Stored items from a collection
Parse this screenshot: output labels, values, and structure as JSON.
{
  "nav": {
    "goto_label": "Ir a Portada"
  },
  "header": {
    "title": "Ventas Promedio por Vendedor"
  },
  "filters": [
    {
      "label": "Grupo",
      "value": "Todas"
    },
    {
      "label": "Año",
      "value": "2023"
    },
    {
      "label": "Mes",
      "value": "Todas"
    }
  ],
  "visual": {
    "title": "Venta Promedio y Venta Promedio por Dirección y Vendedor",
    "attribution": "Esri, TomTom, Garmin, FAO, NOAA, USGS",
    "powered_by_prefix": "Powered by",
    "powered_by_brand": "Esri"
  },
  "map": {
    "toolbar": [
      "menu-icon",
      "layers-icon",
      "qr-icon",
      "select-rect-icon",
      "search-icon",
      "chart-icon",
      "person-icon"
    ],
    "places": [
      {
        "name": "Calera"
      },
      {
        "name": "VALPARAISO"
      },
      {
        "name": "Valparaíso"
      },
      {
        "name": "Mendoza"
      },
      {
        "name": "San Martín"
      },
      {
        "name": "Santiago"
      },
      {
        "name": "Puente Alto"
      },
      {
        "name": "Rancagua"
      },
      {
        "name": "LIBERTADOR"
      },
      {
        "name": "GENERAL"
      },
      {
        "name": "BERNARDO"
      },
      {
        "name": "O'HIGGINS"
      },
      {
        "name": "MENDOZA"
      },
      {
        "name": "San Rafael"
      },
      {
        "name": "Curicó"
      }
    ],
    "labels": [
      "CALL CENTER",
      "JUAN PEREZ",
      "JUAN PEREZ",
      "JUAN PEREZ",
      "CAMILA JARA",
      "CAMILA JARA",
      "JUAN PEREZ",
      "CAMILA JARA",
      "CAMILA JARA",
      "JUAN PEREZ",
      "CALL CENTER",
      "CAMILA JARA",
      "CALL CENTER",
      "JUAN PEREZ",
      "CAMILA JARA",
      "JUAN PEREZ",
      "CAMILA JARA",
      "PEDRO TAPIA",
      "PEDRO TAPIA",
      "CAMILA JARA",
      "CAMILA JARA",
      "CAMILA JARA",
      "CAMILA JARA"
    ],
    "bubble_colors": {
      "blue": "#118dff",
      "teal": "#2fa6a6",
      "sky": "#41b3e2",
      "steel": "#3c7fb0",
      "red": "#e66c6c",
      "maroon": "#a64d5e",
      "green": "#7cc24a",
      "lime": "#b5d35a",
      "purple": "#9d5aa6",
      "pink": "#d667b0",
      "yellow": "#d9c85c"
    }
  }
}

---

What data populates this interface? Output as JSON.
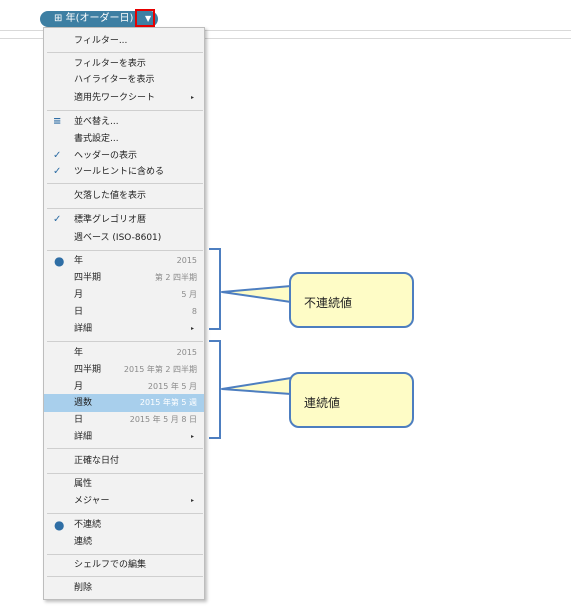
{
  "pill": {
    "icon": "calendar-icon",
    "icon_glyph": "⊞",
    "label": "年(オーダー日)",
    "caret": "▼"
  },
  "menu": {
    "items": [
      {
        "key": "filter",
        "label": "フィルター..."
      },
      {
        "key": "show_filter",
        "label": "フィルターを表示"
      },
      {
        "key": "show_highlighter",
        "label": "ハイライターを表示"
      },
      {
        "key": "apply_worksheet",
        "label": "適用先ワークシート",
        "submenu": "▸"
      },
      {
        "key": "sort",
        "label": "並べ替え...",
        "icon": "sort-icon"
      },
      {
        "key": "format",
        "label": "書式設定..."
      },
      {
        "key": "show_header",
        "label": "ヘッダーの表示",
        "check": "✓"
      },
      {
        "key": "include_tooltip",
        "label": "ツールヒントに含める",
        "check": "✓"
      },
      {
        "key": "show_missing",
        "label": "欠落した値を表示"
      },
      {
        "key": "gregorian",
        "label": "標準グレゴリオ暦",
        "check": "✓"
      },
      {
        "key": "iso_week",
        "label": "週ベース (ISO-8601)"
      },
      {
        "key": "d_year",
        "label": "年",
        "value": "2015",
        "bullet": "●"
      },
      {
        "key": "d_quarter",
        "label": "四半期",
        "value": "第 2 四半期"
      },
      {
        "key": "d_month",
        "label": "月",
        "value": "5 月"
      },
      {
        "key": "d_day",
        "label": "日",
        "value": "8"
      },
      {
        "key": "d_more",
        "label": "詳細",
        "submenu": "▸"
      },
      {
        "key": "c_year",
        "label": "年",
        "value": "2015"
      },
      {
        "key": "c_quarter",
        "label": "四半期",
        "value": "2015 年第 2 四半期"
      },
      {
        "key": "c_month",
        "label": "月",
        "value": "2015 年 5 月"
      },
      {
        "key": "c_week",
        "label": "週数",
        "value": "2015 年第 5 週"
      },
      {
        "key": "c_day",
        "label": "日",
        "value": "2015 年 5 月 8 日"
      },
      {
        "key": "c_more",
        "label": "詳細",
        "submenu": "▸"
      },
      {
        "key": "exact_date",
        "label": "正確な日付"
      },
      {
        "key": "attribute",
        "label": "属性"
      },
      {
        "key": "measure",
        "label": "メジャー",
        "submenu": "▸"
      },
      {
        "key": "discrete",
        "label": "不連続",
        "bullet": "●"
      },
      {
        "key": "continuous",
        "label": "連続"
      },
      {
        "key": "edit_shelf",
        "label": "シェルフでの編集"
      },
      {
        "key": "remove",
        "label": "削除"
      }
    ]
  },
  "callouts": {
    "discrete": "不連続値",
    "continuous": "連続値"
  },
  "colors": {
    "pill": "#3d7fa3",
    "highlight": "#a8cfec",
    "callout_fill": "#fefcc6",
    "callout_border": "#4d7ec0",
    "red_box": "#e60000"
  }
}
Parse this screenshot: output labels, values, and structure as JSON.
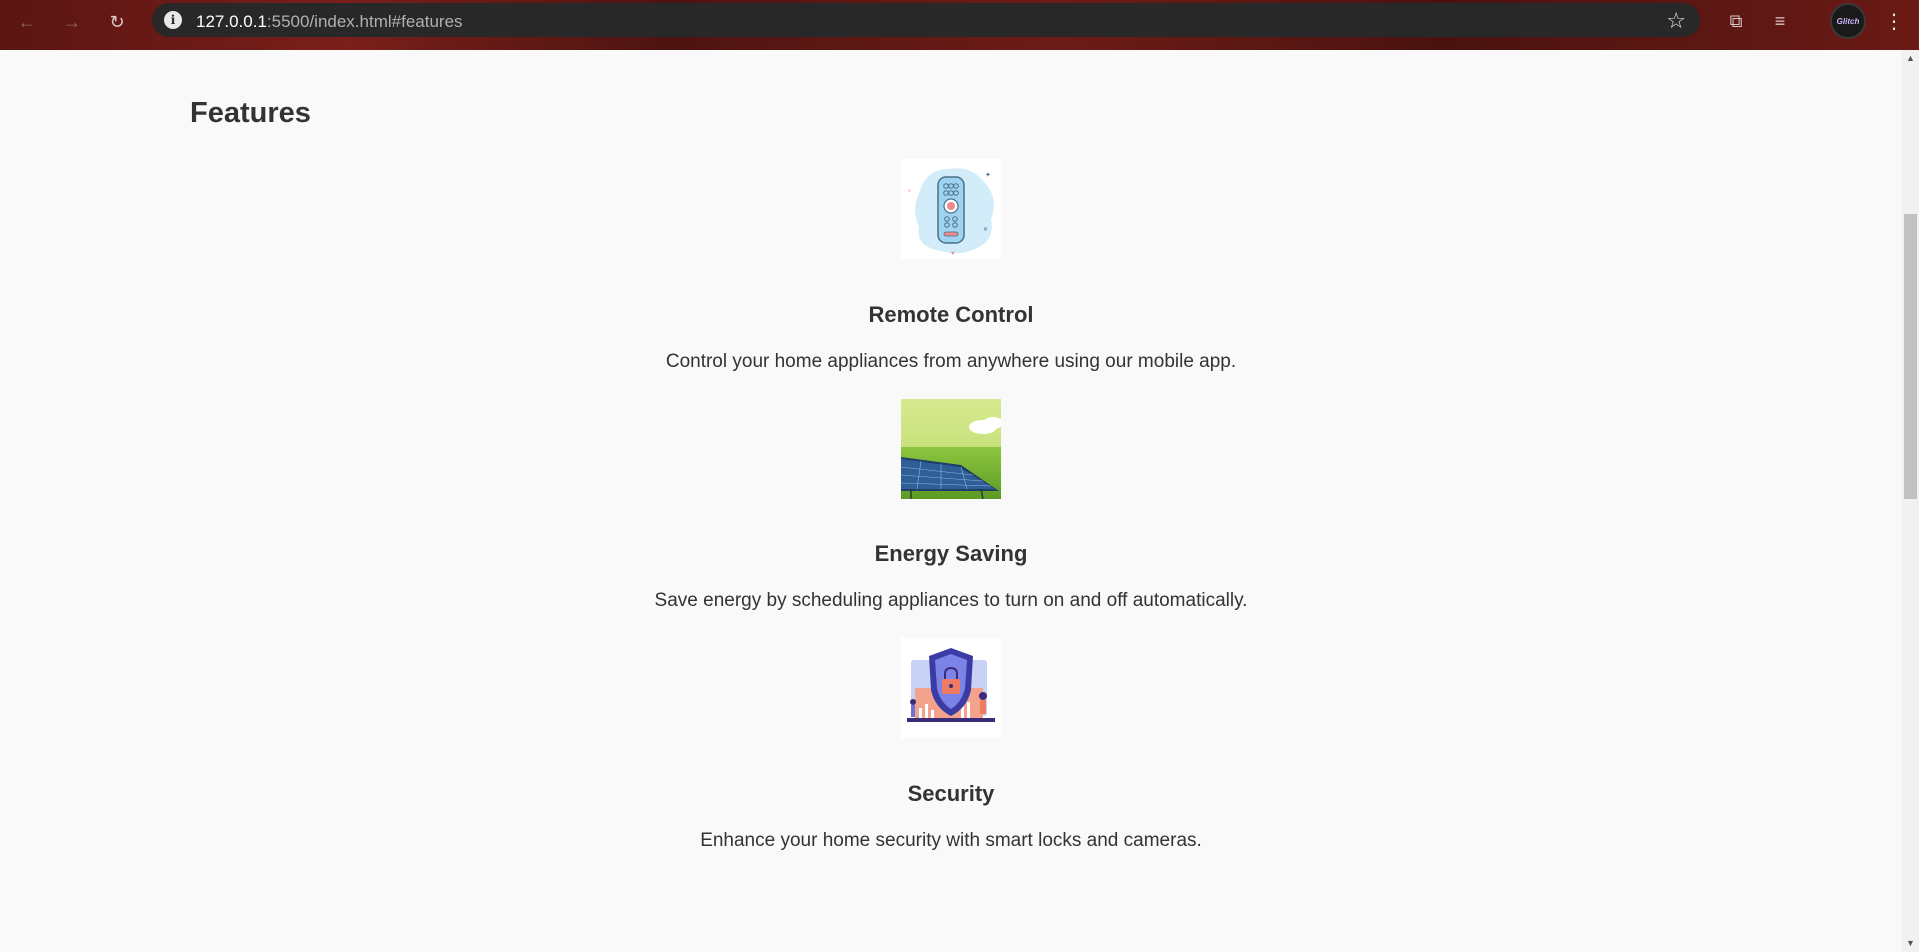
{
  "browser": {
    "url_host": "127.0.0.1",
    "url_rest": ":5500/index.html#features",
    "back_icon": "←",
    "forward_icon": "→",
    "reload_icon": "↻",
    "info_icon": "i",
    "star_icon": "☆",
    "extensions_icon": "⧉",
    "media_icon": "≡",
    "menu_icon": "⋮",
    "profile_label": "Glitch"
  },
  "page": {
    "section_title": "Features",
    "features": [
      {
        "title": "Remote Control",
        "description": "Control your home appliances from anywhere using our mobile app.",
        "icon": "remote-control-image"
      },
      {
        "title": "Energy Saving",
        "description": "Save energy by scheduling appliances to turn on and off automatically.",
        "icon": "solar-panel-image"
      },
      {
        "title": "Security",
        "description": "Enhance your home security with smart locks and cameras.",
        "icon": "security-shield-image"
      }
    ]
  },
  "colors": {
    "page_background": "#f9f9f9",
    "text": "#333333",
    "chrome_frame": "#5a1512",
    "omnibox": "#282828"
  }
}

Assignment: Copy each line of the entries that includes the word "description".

Response area:
        "description": "Control your home appliances from anywhere using our mobile app.",
        "description": "Save energy by scheduling appliances to turn on and off automatically.",
        "description": "Enhance your home security with smart locks and cameras.",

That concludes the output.